What to work on
Your reply should consist of one number: how many lines below contain "clock".

Data shown

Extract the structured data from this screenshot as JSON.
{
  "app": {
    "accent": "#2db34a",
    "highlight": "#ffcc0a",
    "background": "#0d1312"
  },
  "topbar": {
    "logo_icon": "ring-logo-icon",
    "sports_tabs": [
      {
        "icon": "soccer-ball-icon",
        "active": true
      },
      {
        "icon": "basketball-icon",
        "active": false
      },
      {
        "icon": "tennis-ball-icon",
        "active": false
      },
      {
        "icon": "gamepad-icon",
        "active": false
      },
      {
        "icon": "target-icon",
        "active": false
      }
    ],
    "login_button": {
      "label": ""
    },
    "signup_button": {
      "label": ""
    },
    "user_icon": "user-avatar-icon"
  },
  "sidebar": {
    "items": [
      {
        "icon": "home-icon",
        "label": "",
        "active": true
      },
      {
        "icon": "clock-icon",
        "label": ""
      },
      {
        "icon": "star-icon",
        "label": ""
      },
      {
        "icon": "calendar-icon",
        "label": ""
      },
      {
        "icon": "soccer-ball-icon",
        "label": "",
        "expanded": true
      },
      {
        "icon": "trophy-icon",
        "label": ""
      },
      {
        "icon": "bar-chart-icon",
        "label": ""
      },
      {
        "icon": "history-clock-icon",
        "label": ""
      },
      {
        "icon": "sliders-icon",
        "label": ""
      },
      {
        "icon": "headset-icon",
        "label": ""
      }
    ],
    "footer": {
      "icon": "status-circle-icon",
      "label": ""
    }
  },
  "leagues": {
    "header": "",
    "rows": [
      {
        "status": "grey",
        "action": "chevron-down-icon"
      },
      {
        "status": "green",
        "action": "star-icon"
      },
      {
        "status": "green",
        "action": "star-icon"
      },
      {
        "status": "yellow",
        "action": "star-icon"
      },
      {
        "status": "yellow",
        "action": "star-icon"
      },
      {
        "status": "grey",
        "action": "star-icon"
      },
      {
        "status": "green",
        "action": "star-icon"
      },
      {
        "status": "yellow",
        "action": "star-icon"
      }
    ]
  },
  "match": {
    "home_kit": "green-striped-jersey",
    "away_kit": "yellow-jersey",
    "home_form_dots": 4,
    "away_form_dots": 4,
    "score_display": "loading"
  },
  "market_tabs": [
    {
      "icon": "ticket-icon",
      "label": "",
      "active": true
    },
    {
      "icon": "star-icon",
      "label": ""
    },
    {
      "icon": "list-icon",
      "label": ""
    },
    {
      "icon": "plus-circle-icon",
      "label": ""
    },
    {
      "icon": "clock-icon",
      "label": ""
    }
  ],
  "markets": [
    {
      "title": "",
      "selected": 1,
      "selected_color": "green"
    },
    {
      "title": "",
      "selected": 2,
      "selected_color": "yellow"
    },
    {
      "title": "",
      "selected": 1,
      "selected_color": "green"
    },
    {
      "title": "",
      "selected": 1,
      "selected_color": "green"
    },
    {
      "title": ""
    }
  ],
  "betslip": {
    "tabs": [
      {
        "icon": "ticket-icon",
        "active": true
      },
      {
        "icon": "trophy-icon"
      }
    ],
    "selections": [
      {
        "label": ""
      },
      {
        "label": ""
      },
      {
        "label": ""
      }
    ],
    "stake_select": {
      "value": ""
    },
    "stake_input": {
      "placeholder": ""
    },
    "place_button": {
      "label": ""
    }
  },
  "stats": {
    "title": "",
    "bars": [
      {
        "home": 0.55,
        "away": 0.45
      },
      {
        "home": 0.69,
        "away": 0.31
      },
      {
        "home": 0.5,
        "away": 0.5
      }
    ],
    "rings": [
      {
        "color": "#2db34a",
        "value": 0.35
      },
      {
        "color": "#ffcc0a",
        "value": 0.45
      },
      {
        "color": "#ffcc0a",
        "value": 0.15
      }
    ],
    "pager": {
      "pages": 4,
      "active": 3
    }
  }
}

Response to the exercise
3